* [ACTION ITEM]
Every line of the material must be reproduced exactly.
BEGIN
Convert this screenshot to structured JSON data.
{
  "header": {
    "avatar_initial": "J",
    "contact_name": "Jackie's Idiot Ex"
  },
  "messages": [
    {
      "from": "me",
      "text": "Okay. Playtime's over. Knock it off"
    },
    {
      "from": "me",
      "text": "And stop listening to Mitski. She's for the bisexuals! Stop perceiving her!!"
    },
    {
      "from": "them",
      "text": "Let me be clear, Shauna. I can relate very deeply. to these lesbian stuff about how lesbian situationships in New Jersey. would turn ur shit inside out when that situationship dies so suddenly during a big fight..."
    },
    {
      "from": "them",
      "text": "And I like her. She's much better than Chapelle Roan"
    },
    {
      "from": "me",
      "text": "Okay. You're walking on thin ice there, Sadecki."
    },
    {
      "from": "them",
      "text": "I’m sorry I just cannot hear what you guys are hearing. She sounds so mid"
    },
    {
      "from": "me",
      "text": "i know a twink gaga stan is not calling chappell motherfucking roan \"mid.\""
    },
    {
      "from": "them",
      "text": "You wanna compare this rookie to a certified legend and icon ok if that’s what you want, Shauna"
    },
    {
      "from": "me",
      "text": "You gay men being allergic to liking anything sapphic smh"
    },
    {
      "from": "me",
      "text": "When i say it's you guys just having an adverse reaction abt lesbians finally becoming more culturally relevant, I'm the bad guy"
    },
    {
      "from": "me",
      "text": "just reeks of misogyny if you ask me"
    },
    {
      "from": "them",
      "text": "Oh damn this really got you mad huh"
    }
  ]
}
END
* [ANSWER SECTION]
Convert this screenshot to structured JSON data.
{
  "header": {
    "avatar_initial": "J",
    "contact_name": "Jackie's Idiot Ex"
  },
  "messages": [
    {
      "from": "me",
      "text": "Okay. Playtime's over. Knock it off"
    },
    {
      "from": "me",
      "text": "And stop listening to Mitski. She's for the bisexuals! Stop perceiving her!!"
    },
    {
      "from": "them",
      "text": "Let me be clear, Shauna. I can relate very deeply. to these lesbian stuff about how lesbian situationships in New Jersey. would turn ur shit inside out when that situationship dies so suddenly during a big fight..."
    },
    {
      "from": "them",
      "text": "And I like her. She's much better than Chapelle Roan"
    },
    {
      "from": "me",
      "text": "Okay. You're walking on thin ice there, Sadecki."
    },
    {
      "from": "them",
      "text": "I’m sorry I just cannot hear what you guys are hearing. She sounds so mid"
    },
    {
      "from": "me",
      "text": "i know a twink gaga stan is not calling chappell motherfucking roan \"mid.\""
    },
    {
      "from": "them",
      "text": "You wanna compare this rookie to a certified legend and icon ok if that’s what you want, Shauna"
    },
    {
      "from": "me",
      "text": "You gay men being allergic to liking anything sapphic smh"
    },
    {
      "from": "me",
      "text": "When i say it's you guys just having an adverse reaction abt lesbians finally becoming more culturally relevant, I'm the bad guy"
    },
    {
      "from": "me",
      "text": "just reeks of misogyny if you ask me"
    },
    {
      "from": "them",
      "text": "Oh damn this really got you mad huh"
    }
  ]
}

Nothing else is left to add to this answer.